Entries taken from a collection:
>>>>>

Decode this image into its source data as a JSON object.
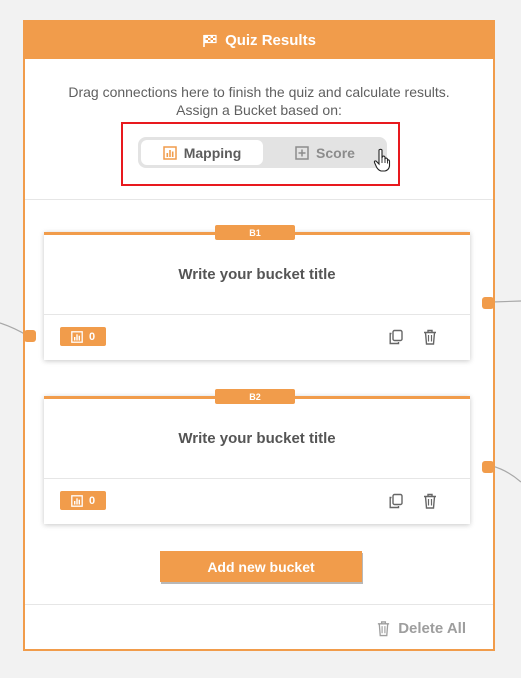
{
  "header": {
    "title": "Quiz Results",
    "icon": "flag-icon"
  },
  "intro": {
    "line1": "Drag connections here to finish the quiz and calculate results.",
    "line2": "Assign a Bucket based on:"
  },
  "toggle": {
    "options": [
      {
        "label": "Mapping",
        "icon": "chart-icon",
        "selected": true
      },
      {
        "label": "Score",
        "icon": "plus-square-icon",
        "selected": false
      }
    ]
  },
  "buckets": [
    {
      "tag": "B1",
      "title": "Write your bucket title",
      "count": "0"
    },
    {
      "tag": "B2",
      "title": "Write your bucket title",
      "count": "0"
    }
  ],
  "actions": {
    "add_bucket": "Add new bucket",
    "delete_all": "Delete All"
  },
  "colors": {
    "accent": "#f19c4b",
    "highlight_box": "#e8191e"
  }
}
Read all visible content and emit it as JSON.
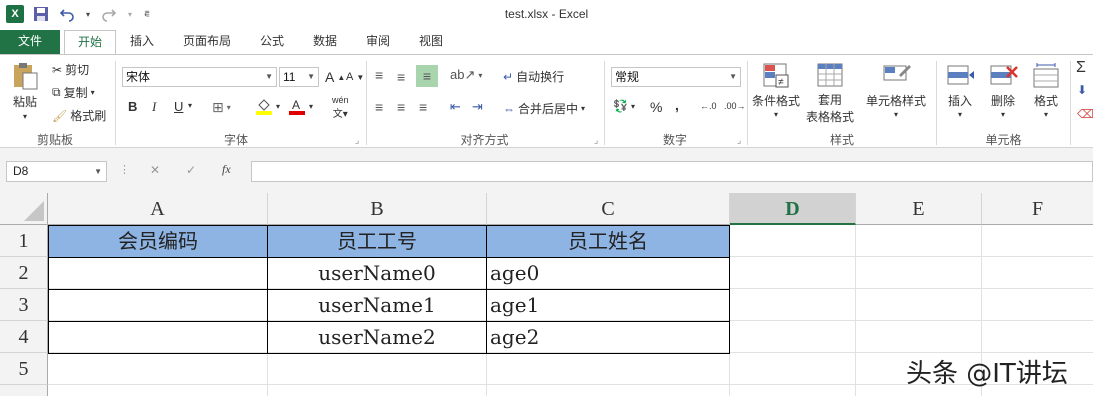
{
  "window": {
    "title": "test.xlsx - Excel"
  },
  "qat": {
    "logo": "X",
    "save_icon": "save-icon",
    "undo_icon": "undo-icon",
    "redo_icon": "redo-icon"
  },
  "tabs": [
    {
      "label": "文件"
    },
    {
      "label": "开始"
    },
    {
      "label": "插入"
    },
    {
      "label": "页面布局"
    },
    {
      "label": "公式"
    },
    {
      "label": "数据"
    },
    {
      "label": "审阅"
    },
    {
      "label": "视图"
    }
  ],
  "ribbon": {
    "clipboard": {
      "paste": "粘贴",
      "cut": "剪切",
      "copy": "复制",
      "format_painter": "格式刷",
      "label": "剪贴板"
    },
    "font": {
      "name": "宋体",
      "size": "11",
      "label": "字体",
      "bold": "B",
      "italic": "I",
      "underline": "U",
      "grow": "A",
      "shrink": "A",
      "phonetic": "wén"
    },
    "alignment": {
      "wrap": "自动换行",
      "merge": "合并后居中",
      "label": "对齐方式"
    },
    "number": {
      "format": "常规",
      "percent": "%",
      "comma": ",",
      "label": "数字"
    },
    "styles": {
      "conditional": "条件格式",
      "table_line1": "套用",
      "table_line2": "表格格式",
      "cell_styles": "单元格样式",
      "label": "样式"
    },
    "cells": {
      "insert": "插入",
      "delete": "删除",
      "format": "格式",
      "label": "单元格"
    }
  },
  "formula_bar": {
    "name_box": "D8",
    "cancel": "✕",
    "enter": "✓",
    "fx": "fx",
    "value": ""
  },
  "columns": [
    "A",
    "B",
    "C",
    "D",
    "E",
    "F"
  ],
  "rows": [
    "1",
    "2",
    "3",
    "4",
    "5"
  ],
  "sheet": {
    "header": [
      "会员编码",
      "员工工号",
      "员工姓名"
    ],
    "data": [
      [
        "",
        "userName0",
        "age0"
      ],
      [
        "",
        "userName1",
        "age1"
      ],
      [
        "",
        "userName2",
        "age2"
      ]
    ]
  },
  "colors": {
    "excel_green": "#217346",
    "header_fill": "#8db4e2"
  },
  "watermark": "头条 @IT讲坛"
}
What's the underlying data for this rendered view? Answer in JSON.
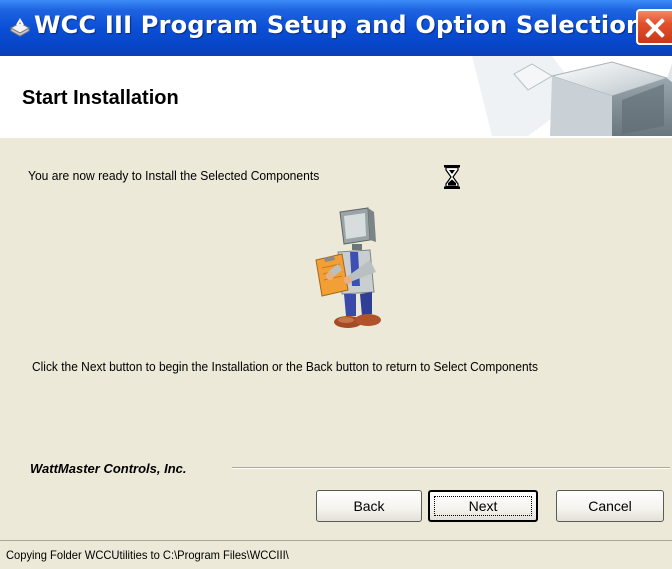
{
  "window": {
    "title": "WCC III Program Setup and Option Selection",
    "title_bar_color": "#0a4fd6",
    "close_icon": "close-icon"
  },
  "header": {
    "title": "Start Installation",
    "art": "open-box-graphic"
  },
  "main": {
    "ready_text": "You are now ready to Install the Selected Components",
    "busy_icon": "hourglass-icon",
    "illustration": "computer-head-mascot-reading-clipboard",
    "instruction_text": "Click the Next button to begin the Installation or the Back button to return to Select Components"
  },
  "footer": {
    "brand": "WattMaster Controls, Inc."
  },
  "buttons": {
    "back_label": "Back",
    "next_label": "Next",
    "cancel_label": "Cancel"
  },
  "status": {
    "text": "Copying Folder WCCUtilities to C:\\Program Files\\WCCIII\\"
  }
}
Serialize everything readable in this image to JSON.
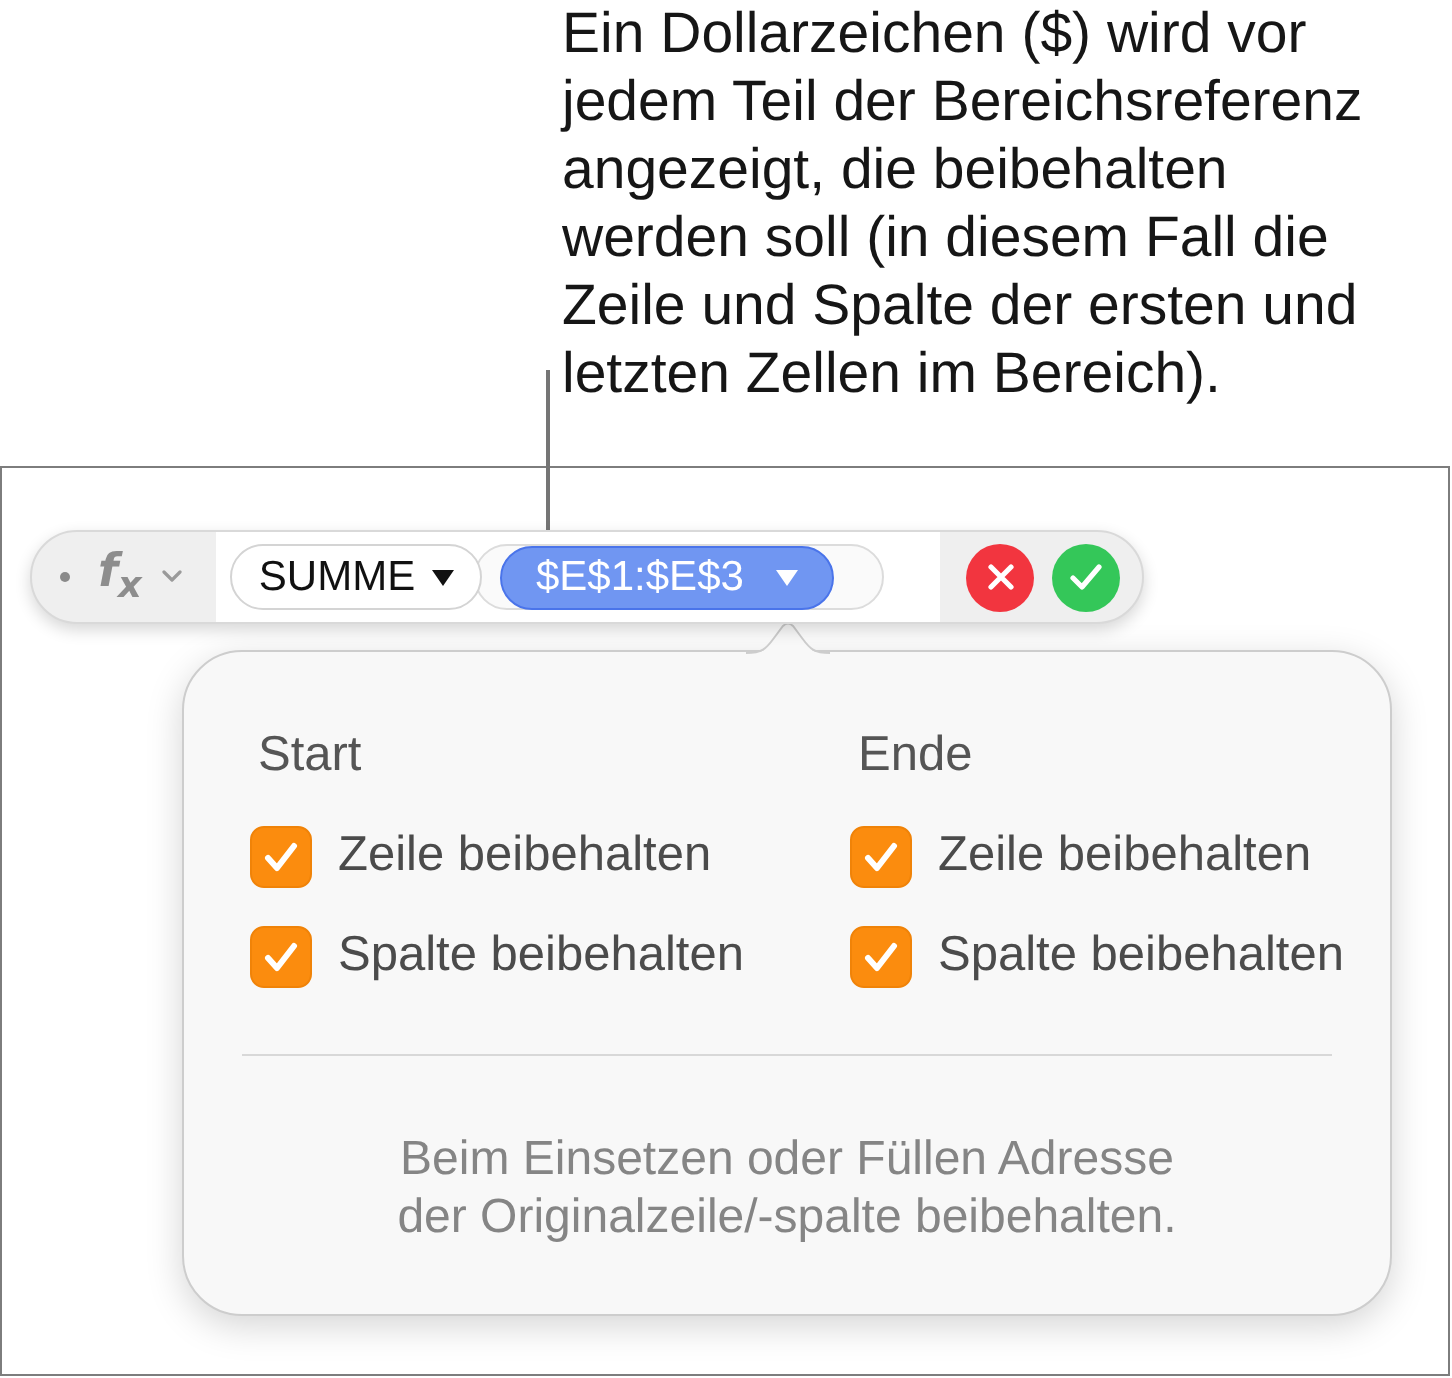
{
  "callout": {
    "text": "Ein Dollarzeichen ($) wird vor\njedem Teil der Bereichsreferenz\nangezeigt, die beibehalten\nwerden soll (in diesem Fall die\nZeile und Spalte der ersten und\nletzten Zellen im Bereich)."
  },
  "formula_bar": {
    "function_symbol": "f$_{x}$",
    "tokens": [
      {
        "kind": "function",
        "label": "SUMME",
        "selected": false
      },
      {
        "kind": "range",
        "label": "$E$1:$E$3",
        "selected": true
      }
    ]
  },
  "popover": {
    "columns": [
      {
        "heading": "Start",
        "options": [
          {
            "label": "Zeile beibehalten",
            "checked": true
          },
          {
            "label": "Spalte beibehalten",
            "checked": true
          }
        ]
      },
      {
        "heading": "Ende",
        "options": [
          {
            "label": "Zeile beibehalten",
            "checked": true
          },
          {
            "label": "Spalte beibehalten",
            "checked": true
          }
        ]
      }
    ],
    "note": "Beim Einsetzen oder Füllen Adresse\nder Originalzeile/-spalte beibehalten."
  }
}
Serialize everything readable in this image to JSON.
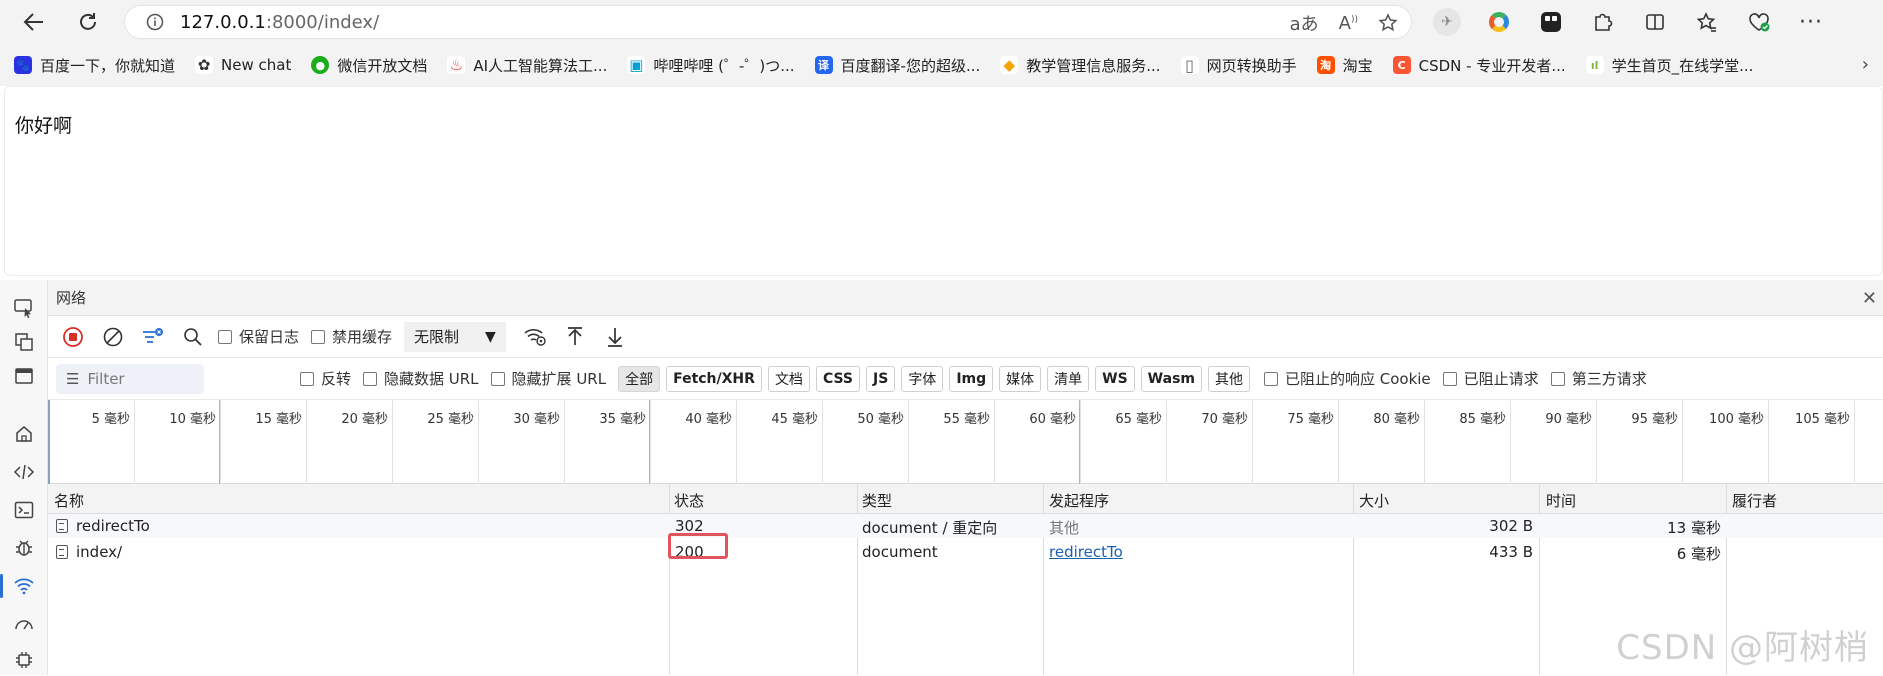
{
  "browser": {
    "url_host": "127.0.0.1",
    "url_rest": ":8000/index/",
    "addr_icons": [
      "read-aloud-icon",
      "translate-icon",
      "favorite-star-icon"
    ],
    "tools": [
      "extension-bird-icon",
      "extension-ring-icon",
      "extension-app-icon",
      "extensions-puzzle-icon",
      "split-screen-icon",
      "favorites-icon",
      "browser-health-icon",
      "more-icon"
    ]
  },
  "bookmarks": [
    {
      "label": "百度一下，你就知道",
      "color": "#2932e1",
      "glyph": "🐾"
    },
    {
      "label": "New chat",
      "color": "#555555",
      "glyph": "✿"
    },
    {
      "label": "微信开放文档",
      "color": "#1aad19",
      "glyph": "●"
    },
    {
      "label": "AI人工智能算法工...",
      "color": "#e3342f",
      "glyph": "♨"
    },
    {
      "label": "哔哩哔哩 (゜-゜)つ...",
      "color": "#00a1d6",
      "glyph": "▣"
    },
    {
      "label": "百度翻译-您的超级...",
      "color": "#2468f2",
      "glyph": "译"
    },
    {
      "label": "教学管理信息服务...",
      "color": "#f4a300",
      "glyph": "◆"
    },
    {
      "label": "网页转换助手",
      "color": "#888888",
      "glyph": "▯"
    },
    {
      "label": "淘宝",
      "color": "#ff5000",
      "glyph": "淘"
    },
    {
      "label": "CSDN - 专业开发者...",
      "color": "#fc5531",
      "glyph": "C"
    },
    {
      "label": "学生首页_在线学堂...",
      "color": "#7fb539",
      "glyph": "ıl"
    }
  ],
  "page": {
    "text": "你好啊"
  },
  "devtools": {
    "panel_title": "网络",
    "toolbar": {
      "preserve_log": "保留日志",
      "disable_cache": "禁用缓存",
      "throttle": "无限制"
    },
    "filter": {
      "placeholder": "Filter",
      "invert": "反转",
      "hide_data_url": "隐藏数据 URL",
      "hide_ext_url": "隐藏扩展 URL",
      "types": [
        "全部",
        "Fetch/XHR",
        "文档",
        "CSS",
        "JS",
        "字体",
        "Img",
        "媒体",
        "清单",
        "WS",
        "Wasm",
        "其他"
      ],
      "blocked_cookies": "已阻止的响应 Cookie",
      "blocked_requests": "已阻止请求",
      "third_party": "第三方请求"
    },
    "timeline_ticks": [
      "5 毫秒",
      "10 毫秒",
      "15 毫秒",
      "20 毫秒",
      "25 毫秒",
      "30 毫秒",
      "35 毫秒",
      "40 毫秒",
      "45 毫秒",
      "50 毫秒",
      "55 毫秒",
      "60 毫秒",
      "65 毫秒",
      "70 毫秒",
      "75 毫秒",
      "80 毫秒",
      "85 毫秒",
      "90 毫秒",
      "95 毫秒",
      "100 毫秒",
      "105 毫秒"
    ],
    "columns": [
      "名称",
      "状态",
      "类型",
      "发起程序",
      "大小",
      "时间",
      "履行者"
    ],
    "rows": [
      {
        "name": "redirectTo",
        "status": "302",
        "type": "document / 重定向",
        "initiator": "其他",
        "size": "302 B",
        "time": "13 毫秒"
      },
      {
        "name": "index/",
        "status": "200",
        "type": "document",
        "initiator": "redirectTo",
        "size": "433 B",
        "time": "6 毫秒"
      }
    ]
  },
  "watermark": "CSDN @阿树梢"
}
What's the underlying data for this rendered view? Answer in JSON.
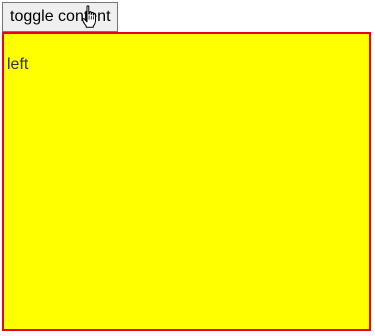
{
  "toolbar": {
    "toggle_label": "toggle content"
  },
  "panel": {
    "label": "left",
    "background_color": "#ffff00",
    "border_color": "#e8001c"
  },
  "cursor": {
    "icon": "hand-pointer-icon"
  }
}
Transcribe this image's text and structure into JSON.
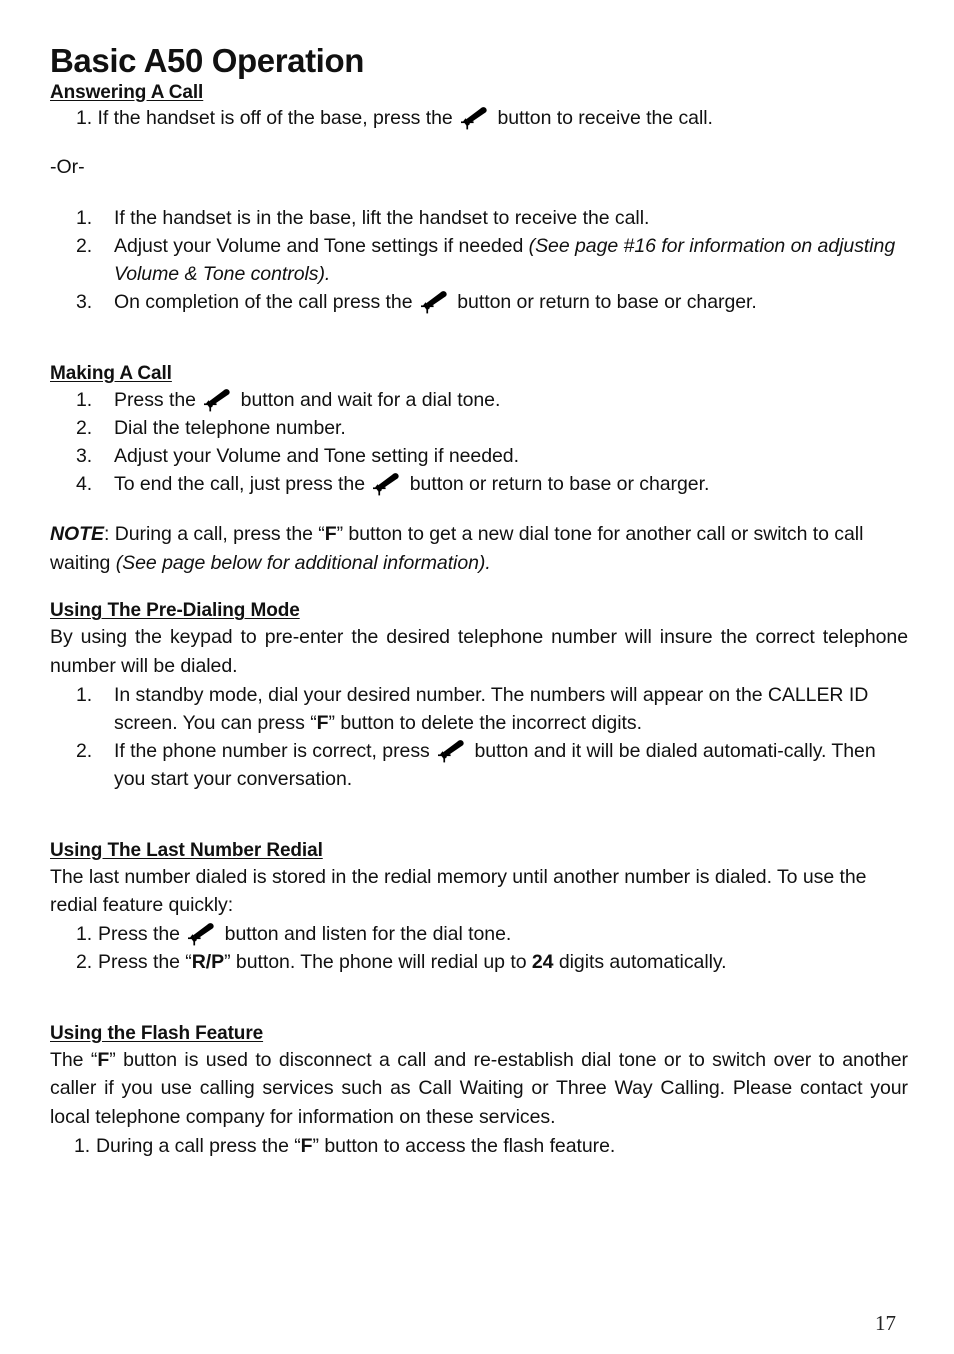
{
  "page": {
    "title": "Basic A50 Operation",
    "page_number": "17",
    "icon_name": "phone-handset-icon"
  },
  "sections": {
    "answering": {
      "heading": "Answering A Call",
      "item1_before": "1. If the handset is off of the base, press the",
      "item1_after": "button to receive the call.",
      "or": "-Or-",
      "list": [
        {
          "num": "1.",
          "text": "If the handset is in the base, lift the handset to receive the call."
        },
        {
          "num": "2.",
          "text": "Adjust your Volume and Tone settings if needed ",
          "italic": "(See page #16 for information on adjusting Volume & Tone controls)."
        },
        {
          "num": "3.",
          "before": "On completion of the call press the",
          "after": "button or return to base or charger."
        }
      ]
    },
    "making": {
      "heading": "Making A Call",
      "list": [
        {
          "num": "1.",
          "before": "Press the",
          "after": "button and wait for a dial tone."
        },
        {
          "num": "2.",
          "text": "Dial the telephone number."
        },
        {
          "num": "3.",
          "text": "Adjust your Volume and Tone setting if needed."
        },
        {
          "num": "4.",
          "before": "To end the call, just press the",
          "after": "button or return to base or charger."
        }
      ]
    },
    "note": {
      "label": "NOTE",
      "part1": ": During a call, press the “",
      "button": "F",
      "part2": "” button to get a new dial tone for another call or switch to call waiting ",
      "italic": "(See page below for additional information)."
    },
    "predialing": {
      "heading": "Using The Pre-Dialing Mode",
      "intro": "By using the keypad to pre-enter the desired telephone number will insure the correct telephone number will be dialed.",
      "list": [
        {
          "num": "1.",
          "part1": "In standby mode, dial your desired number. The numbers will appear on the CALLER ID screen. You can press “",
          "button": "F",
          "part2": "” button to delete the incorrect digits."
        },
        {
          "num": "2.",
          "before": "If the phone number is correct, press",
          "after": "button and it will be dialed automati-cally. Then you start your conversation."
        }
      ]
    },
    "redial": {
      "heading": "Using The Last Number Redial",
      "intro": "The last number dialed is stored in the redial memory until another number is dialed. To use the redial feature quickly:",
      "list": [
        {
          "num": "1.",
          "before": "Press the",
          "after": "button and listen for the dial tone."
        },
        {
          "num": "2.",
          "part1": "Press the “",
          "button": "R/P",
          "part2": "” button. The phone will redial up to ",
          "bold_number": "24",
          "part3": " digits automatically."
        }
      ]
    },
    "flash": {
      "heading": "Using the Flash Feature",
      "part1": "The “",
      "button": "F",
      "part2": "” button is used to disconnect a call and re-establish dial tone or to switch over to another caller if you use calling services such as Call Waiting or Three Way Calling. Please contact your local telephone company for information on these services.",
      "item": {
        "num": "1.",
        "part1": "During a call press the “",
        "button": "F",
        "part2": "” button to access the flash feature."
      }
    }
  }
}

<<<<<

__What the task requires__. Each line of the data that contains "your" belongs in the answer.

__Task result__.
      "title": "Write your bucket title",
      "title": "Write your bucket title",
          "text": "Adjust your Volume and Tone settings if needed ",
          "text": "Adjust your Volume and Tone setting if needed."
          "part1": "In standby mode, dial your desired number. The numbers will appear on the CALLER ID screen. You can press “",
          "after": "button and it will be dialed automati-cally. Then you start your conversation."
      "part2": "” button is used to disconnect a call and re-establish dial tone or to switch over to another caller if you use calling services such as Call Waiting or Three Way Calling. Please contact your local telephone company for information on these services.",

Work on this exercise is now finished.